Griffith Park is separated from the rest of the Santa Monica Mountains to the west by the Cahuenga Pass, over which the 101 Freeway passes from the San Fernando Valley into Hollywood. Elysian Park is in the easternmost part of the mountains and is bordered
Beverly Hills Post Office
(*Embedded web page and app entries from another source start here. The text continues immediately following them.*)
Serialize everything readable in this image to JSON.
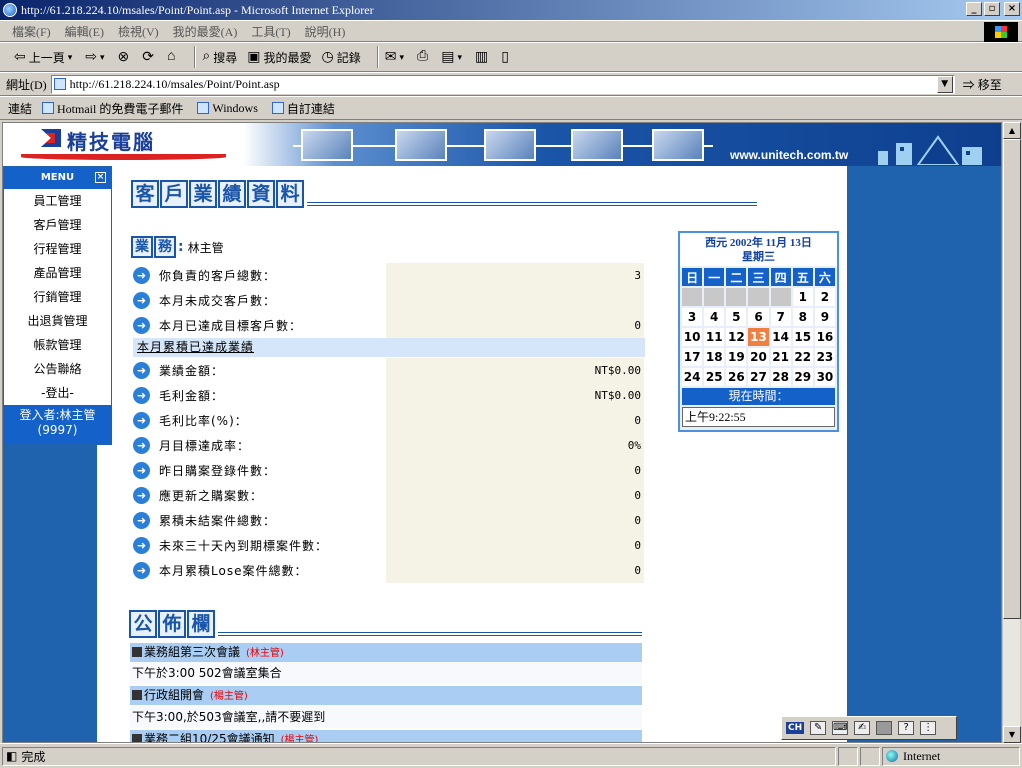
{
  "window": {
    "title": "http://61.218.224.10/msales/Point/Point.asp - Microsoft Internet Explorer",
    "minimize": "_",
    "maximize": "▫",
    "close": "×"
  },
  "menubar": [
    "檔案(F)",
    "編輯(E)",
    "檢視(V)",
    "我的最愛(A)",
    "工具(T)",
    "說明(H)"
  ],
  "toolbar": {
    "back": "上一頁",
    "search": "搜尋",
    "favorites": "我的最愛",
    "history": "記錄"
  },
  "addressbar": {
    "label": "網址(D)",
    "url": "http://61.218.224.10/msales/Point/Point.asp",
    "go": "移至"
  },
  "linksbar": {
    "label": "連結",
    "links": [
      "Hotmail 的免費電子郵件",
      "Windows",
      "自訂連結"
    ]
  },
  "banner": {
    "logo": "精技電腦",
    "url": "www.unitech.com.tw"
  },
  "leftmenu": {
    "header": "MENU",
    "close": "×",
    "items": [
      "員工管理",
      "客戶管理",
      "行程管理",
      "產品管理",
      "行銷管理",
      "出退貨管理",
      "帳款管理",
      "公告聯絡",
      "-登出-"
    ],
    "login_line1": "登入者:林主管",
    "login_line2": "(9997)"
  },
  "page_title": [
    "客",
    "戶",
    "業",
    "績",
    "資",
    "料"
  ],
  "sales": {
    "label": [
      "業",
      "務"
    ],
    "colon": ":",
    "name": "林主管"
  },
  "stats_top": [
    {
      "label": "你負責的客戶總數：",
      "value": "3"
    },
    {
      "label": "本月未成交客戶數：",
      "value": ""
    },
    {
      "label": "本月已達成目標客戶數：",
      "value": "0"
    }
  ],
  "month_section": "本月累積已達成業績",
  "stats_bottom": [
    {
      "label": "業績金額：",
      "value": "NT$0.00"
    },
    {
      "label": "毛利金額：",
      "value": "NT$0.00"
    },
    {
      "label": "毛利比率(%)：",
      "value": "0"
    },
    {
      "label": "月目標達成率：",
      "value": "0%"
    },
    {
      "label": "昨日購案登錄件數：",
      "value": "0"
    },
    {
      "label": "應更新之購案數：",
      "value": "0"
    },
    {
      "label": "累積未結案件總數：",
      "value": "0"
    },
    {
      "label": "未來三十天內到期標案件數：",
      "value": "0"
    },
    {
      "label": "本月累積Lose案件總數：",
      "value": "0"
    }
  ],
  "calendar": {
    "heading_line1": "西元 2002年 11月 13日",
    "heading_line2": "星期三",
    "weekdays": [
      "日",
      "一",
      "二",
      "三",
      "四",
      "五",
      "六"
    ],
    "weeks": [
      [
        "",
        "",
        "",
        "",
        "",
        "1",
        "2"
      ],
      [
        "3",
        "4",
        "5",
        "6",
        "7",
        "8",
        "9"
      ],
      [
        "10",
        "11",
        "12",
        "13",
        "14",
        "15",
        "16"
      ],
      [
        "17",
        "18",
        "19",
        "20",
        "21",
        "22",
        "23"
      ],
      [
        "24",
        "25",
        "26",
        "27",
        "28",
        "29",
        "30"
      ]
    ],
    "today": "13",
    "now_label": "現在時間：",
    "now_value": "上午9:22:55"
  },
  "bulletin_title": [
    "公",
    "佈",
    "欄"
  ],
  "bulletin": [
    {
      "title": "業務組第三次會議",
      "author": "(林主管)",
      "body": "下午於3:00 502會議室集合"
    },
    {
      "title": "行政組開會",
      "author": "(楊主管)",
      "body": "下午3:00,於503會議室,,請不要遲到"
    },
    {
      "title": "業務二組10/25會議通知",
      "author": "(楊主管)",
      "body": ""
    }
  ],
  "langbar": {
    "lang": "CH"
  },
  "statusbar": {
    "status": "完成",
    "zone": "Internet"
  },
  "colors": {
    "accent_blue": "#1462c9",
    "page_bg_blue": "#1f62ad",
    "today_orange": "#f08040",
    "author_red": "#e00000"
  }
}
Beverly Hills Post Office is the name given to a section of Los Angeles, that lies within the 90210 ZIP code, assigned to the Beverly Hills Post Office. Los Angeles mailing addresses with the ZIP code 90210 are written as "Beverly Hills, CA 90210", though the properties themselves lie outside of the Beverly Hills city limits; the identification of the section with Beverly Hills did not begin until the 1960s. "When Beverly Hills was incorporated in 1914, the northern border was a mile north of Sunset Boulevard, with the exception of Trousdale Estates. The remaining section stretching north to Mulholland Drive was left as part of the hills of Los Angeles, where it remained anonymous for decades." In 1963, the area was included within the 90210 ZIP Code, which covers the northern part of Beverly Hills. The ZIP Code 90210 is still handled by the Beverly Hills Main Post Office; the original Beverly Hills Main Post Office from 1934 to the 1990s still sits at 469 North Crescent Drive in the Beverly Hills Civic Center, was added to the National Register of Historic Places in 1985.
In 1990, 325 North Maple Street was rebuilt as the new Beverly Hills Main Post Office. Beverly Hills has other Post Offices in other ZIP Codes as well; as citizens of the city of Los Angeles, BHPO residents receive Los Angeles city services and vote in Los Angeles elections. This can cause problems with emergency response. For example, when actress Demi Moore needed an ambulance in January 2012, Beverly Hills and Los Angeles 9-1-1 operators used over two minutes to determine jurisdiction for her home. Public education is provided by the Los Angeles Unified School District as opposed to the Beverly Hills Unified School District, which serves students within Beverly Hills city limits; the western part of the Beverly Hills Post Office area is zoned to Warner Avenue Elementary School, while the eastern portion is zoned to West Hollywood Elementary School. All residents are zoned to University High School. 34°4′20.9″N 118°24′6.65″W